WORK ITEM
From the entries that follow, copy each line in which "name" appears.
┄┄┄┄┄┄┄┄┄┄┄┄┄┄┄┄┄┄┄┄
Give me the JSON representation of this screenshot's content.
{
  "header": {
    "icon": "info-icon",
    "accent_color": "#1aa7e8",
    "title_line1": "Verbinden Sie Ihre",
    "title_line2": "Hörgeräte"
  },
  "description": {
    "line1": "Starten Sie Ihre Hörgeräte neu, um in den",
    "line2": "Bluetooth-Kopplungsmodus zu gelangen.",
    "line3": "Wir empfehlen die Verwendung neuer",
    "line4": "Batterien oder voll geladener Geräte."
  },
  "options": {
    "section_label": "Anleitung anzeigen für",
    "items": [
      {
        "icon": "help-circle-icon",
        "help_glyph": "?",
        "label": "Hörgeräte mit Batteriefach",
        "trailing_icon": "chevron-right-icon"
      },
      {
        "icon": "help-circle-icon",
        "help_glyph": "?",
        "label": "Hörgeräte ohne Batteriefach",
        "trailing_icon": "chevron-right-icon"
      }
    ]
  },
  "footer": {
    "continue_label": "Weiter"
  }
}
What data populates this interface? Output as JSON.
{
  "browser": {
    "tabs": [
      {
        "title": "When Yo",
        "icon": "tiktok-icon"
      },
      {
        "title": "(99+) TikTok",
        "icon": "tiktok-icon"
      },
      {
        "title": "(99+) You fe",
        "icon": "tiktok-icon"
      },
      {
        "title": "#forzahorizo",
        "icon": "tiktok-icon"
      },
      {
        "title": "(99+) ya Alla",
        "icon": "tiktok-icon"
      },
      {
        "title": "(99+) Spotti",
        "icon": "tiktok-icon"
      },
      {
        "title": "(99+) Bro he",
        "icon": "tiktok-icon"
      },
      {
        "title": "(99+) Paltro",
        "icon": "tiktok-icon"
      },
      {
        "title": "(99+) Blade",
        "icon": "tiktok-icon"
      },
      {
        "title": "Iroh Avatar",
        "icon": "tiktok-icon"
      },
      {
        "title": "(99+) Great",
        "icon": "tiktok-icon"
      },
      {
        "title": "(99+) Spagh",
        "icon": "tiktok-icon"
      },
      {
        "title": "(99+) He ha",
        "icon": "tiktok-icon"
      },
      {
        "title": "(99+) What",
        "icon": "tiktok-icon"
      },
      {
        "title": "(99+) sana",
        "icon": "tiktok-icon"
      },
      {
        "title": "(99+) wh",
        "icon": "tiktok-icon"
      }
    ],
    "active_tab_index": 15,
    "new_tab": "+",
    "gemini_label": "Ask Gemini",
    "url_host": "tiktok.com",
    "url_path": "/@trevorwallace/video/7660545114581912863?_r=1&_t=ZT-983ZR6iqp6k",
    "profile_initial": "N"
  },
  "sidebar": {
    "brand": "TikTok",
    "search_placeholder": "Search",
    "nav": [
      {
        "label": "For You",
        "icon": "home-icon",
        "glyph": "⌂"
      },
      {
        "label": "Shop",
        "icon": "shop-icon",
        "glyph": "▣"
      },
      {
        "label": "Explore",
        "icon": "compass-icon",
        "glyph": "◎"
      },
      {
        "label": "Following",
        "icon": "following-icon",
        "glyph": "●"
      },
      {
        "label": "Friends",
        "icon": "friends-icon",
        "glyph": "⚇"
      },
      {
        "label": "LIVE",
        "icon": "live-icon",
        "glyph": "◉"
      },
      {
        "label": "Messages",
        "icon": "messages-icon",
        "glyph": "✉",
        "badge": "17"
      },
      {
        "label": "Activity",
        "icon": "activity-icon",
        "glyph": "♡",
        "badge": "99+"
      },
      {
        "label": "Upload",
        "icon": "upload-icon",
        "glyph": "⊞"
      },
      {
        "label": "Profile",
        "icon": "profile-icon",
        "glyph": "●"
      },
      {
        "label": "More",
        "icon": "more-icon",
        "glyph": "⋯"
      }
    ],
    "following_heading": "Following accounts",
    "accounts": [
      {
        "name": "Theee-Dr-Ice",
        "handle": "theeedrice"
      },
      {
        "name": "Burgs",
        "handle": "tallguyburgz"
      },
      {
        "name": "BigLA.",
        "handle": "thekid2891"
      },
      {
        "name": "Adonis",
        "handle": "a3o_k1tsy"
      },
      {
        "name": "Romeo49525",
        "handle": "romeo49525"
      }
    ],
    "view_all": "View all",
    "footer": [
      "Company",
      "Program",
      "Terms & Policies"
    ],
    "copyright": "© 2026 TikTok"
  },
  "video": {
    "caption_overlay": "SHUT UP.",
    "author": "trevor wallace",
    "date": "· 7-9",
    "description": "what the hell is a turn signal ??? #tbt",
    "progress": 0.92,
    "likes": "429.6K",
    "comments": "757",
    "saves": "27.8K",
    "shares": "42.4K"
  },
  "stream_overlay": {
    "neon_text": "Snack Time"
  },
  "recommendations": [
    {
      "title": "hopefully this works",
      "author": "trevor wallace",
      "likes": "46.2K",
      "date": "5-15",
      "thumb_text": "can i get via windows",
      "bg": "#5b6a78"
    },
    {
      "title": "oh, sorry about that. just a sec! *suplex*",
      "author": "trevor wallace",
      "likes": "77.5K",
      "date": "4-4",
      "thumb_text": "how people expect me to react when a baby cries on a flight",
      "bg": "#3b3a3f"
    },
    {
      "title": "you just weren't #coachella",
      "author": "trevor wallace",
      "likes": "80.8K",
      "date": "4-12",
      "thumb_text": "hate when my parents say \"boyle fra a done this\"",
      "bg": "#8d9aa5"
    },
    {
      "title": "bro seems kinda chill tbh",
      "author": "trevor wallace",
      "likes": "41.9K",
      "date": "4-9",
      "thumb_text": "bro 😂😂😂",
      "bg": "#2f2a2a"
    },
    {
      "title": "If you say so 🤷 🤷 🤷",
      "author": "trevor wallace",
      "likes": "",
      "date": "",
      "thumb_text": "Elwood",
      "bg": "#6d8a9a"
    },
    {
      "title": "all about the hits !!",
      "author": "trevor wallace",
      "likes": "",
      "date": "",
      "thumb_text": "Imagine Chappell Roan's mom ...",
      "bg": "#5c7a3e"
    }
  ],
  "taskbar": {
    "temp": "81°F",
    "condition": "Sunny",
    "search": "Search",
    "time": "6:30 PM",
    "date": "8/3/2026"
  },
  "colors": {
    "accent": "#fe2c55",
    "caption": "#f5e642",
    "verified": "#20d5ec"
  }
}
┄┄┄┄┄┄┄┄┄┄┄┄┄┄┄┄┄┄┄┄
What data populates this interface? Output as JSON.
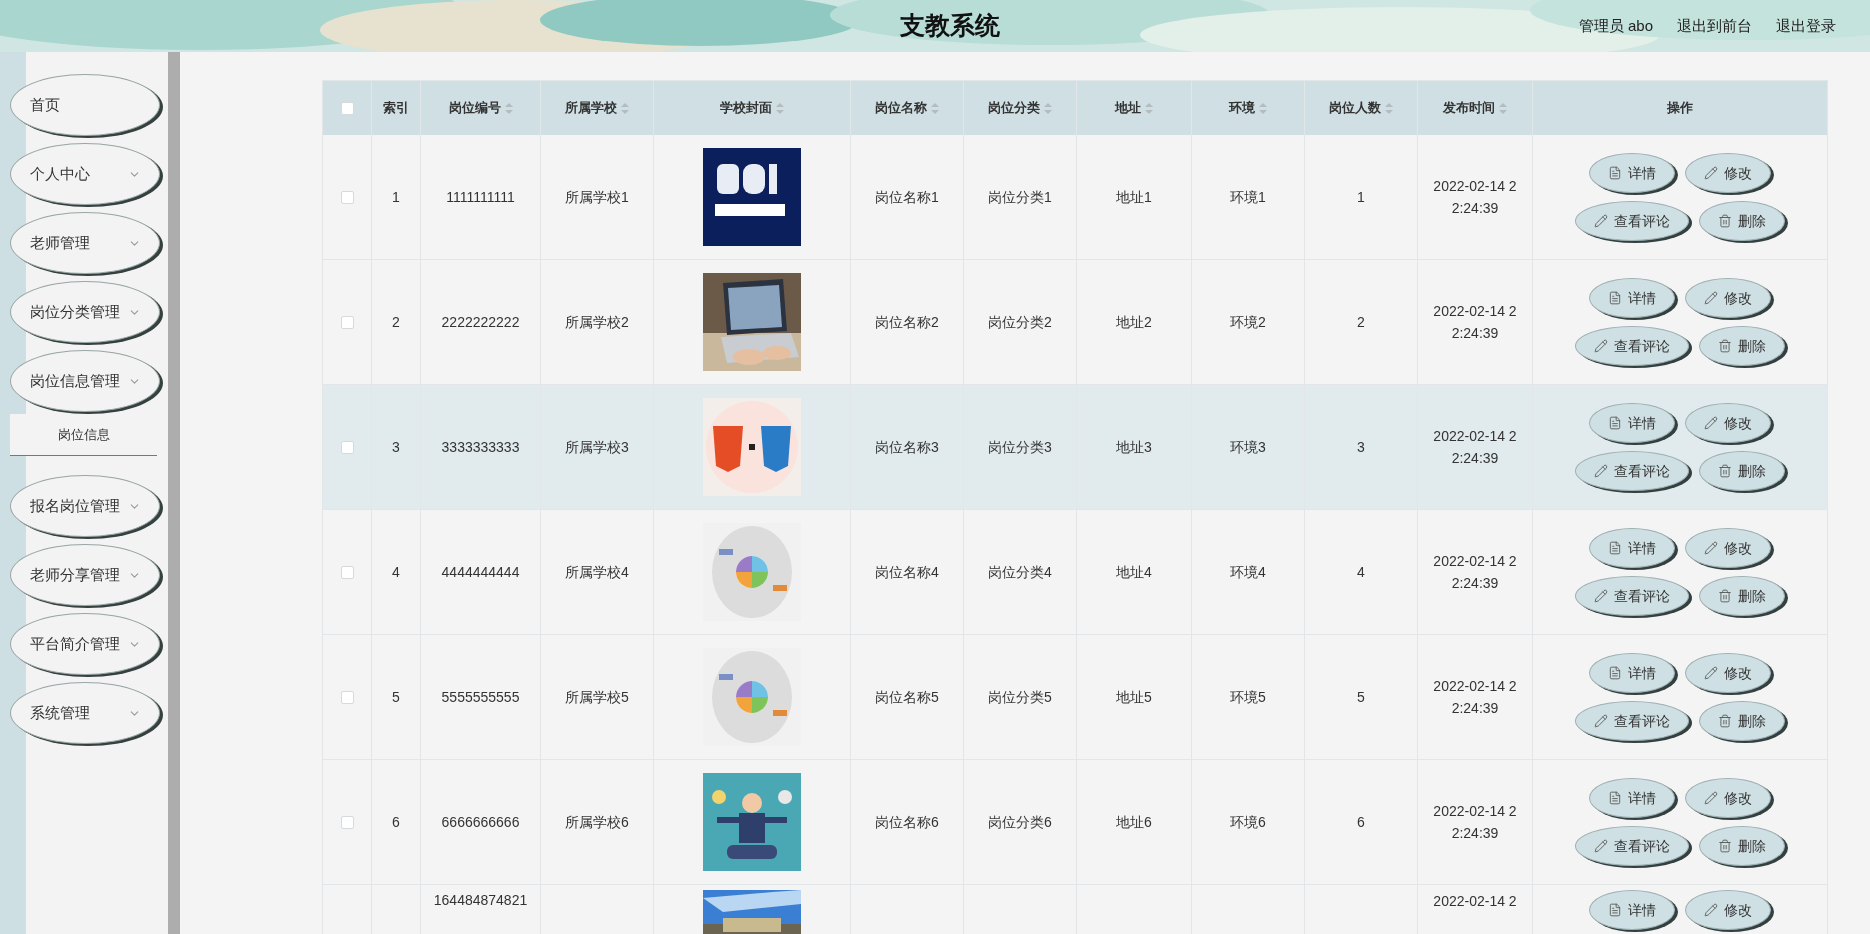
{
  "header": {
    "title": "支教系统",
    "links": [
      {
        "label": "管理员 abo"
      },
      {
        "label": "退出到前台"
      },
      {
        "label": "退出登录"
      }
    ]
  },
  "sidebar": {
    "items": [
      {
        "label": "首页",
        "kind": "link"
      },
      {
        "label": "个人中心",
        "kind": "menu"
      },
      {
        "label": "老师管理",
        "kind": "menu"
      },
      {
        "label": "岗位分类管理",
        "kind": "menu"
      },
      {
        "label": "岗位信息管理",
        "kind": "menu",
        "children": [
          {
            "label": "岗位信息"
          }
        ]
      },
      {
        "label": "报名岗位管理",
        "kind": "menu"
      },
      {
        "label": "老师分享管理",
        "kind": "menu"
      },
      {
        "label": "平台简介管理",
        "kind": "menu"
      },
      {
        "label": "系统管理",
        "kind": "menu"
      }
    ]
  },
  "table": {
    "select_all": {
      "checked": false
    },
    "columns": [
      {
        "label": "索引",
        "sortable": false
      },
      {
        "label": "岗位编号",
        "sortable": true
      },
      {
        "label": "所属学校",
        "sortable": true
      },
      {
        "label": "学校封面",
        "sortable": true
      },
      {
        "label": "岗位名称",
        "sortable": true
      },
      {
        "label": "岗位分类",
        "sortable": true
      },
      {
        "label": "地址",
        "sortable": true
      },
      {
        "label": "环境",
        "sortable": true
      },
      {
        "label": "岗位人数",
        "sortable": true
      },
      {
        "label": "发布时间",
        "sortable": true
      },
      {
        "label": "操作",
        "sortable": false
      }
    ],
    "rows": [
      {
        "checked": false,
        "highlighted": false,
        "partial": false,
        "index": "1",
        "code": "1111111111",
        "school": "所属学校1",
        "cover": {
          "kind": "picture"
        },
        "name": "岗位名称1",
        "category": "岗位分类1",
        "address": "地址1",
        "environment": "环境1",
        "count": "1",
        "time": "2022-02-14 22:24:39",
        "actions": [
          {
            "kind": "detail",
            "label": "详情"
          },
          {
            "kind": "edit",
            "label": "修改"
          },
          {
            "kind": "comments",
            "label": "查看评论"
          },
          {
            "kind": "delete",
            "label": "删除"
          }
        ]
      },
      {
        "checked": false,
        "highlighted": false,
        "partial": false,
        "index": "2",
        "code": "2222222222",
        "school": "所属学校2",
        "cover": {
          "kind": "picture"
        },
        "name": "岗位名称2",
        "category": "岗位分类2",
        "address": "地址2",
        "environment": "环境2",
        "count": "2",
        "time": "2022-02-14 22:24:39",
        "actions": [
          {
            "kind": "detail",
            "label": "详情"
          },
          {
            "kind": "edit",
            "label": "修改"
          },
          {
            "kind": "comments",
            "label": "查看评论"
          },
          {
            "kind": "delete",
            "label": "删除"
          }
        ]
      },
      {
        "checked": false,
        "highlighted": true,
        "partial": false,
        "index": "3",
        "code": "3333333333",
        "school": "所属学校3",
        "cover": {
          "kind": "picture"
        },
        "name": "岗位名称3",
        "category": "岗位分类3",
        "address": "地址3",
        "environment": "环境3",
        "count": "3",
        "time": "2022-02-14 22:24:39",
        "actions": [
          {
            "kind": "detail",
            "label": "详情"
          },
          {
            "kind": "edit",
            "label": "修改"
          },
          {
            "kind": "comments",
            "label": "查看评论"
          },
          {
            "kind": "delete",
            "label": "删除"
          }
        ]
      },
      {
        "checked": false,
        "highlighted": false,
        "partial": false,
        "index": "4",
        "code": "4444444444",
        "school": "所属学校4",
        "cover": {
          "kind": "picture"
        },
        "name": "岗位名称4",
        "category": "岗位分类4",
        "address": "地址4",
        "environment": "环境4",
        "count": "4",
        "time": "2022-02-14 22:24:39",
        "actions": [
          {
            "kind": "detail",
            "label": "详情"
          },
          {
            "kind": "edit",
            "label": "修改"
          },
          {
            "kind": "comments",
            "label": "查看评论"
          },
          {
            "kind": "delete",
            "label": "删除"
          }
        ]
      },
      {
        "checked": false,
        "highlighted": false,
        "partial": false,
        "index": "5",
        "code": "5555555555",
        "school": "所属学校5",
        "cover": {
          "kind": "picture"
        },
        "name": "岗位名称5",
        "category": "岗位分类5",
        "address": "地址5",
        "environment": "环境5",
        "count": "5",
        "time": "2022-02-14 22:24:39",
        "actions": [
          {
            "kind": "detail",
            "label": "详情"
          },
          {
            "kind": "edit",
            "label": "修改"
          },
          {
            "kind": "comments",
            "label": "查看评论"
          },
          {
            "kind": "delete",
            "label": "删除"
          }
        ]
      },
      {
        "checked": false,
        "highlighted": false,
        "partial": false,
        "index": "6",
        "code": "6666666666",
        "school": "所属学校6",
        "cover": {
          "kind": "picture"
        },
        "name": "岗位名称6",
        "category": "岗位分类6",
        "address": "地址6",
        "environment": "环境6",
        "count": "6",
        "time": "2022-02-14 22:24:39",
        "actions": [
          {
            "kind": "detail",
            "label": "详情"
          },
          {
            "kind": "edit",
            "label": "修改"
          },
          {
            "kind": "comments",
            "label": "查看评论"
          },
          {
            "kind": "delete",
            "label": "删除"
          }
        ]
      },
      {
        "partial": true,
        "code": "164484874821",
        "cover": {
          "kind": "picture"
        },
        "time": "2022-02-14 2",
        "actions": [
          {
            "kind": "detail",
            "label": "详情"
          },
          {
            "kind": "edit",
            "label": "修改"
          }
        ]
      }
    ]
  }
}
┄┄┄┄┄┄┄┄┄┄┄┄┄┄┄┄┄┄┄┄
WORKED SOLUTION
        "name": "Theee-Dr-Ice",
        "name": "Burgs",
        "name": "BigLA.",
        "name": "Adonis",
        "name": "Romeo49525",
        "name": "岗位名称1",
        "name": "岗位名称2",
        "name": "岗位名称3",
        "name": "岗位名称4",
        "name": "岗位名称5",
        "name": "岗位名称6",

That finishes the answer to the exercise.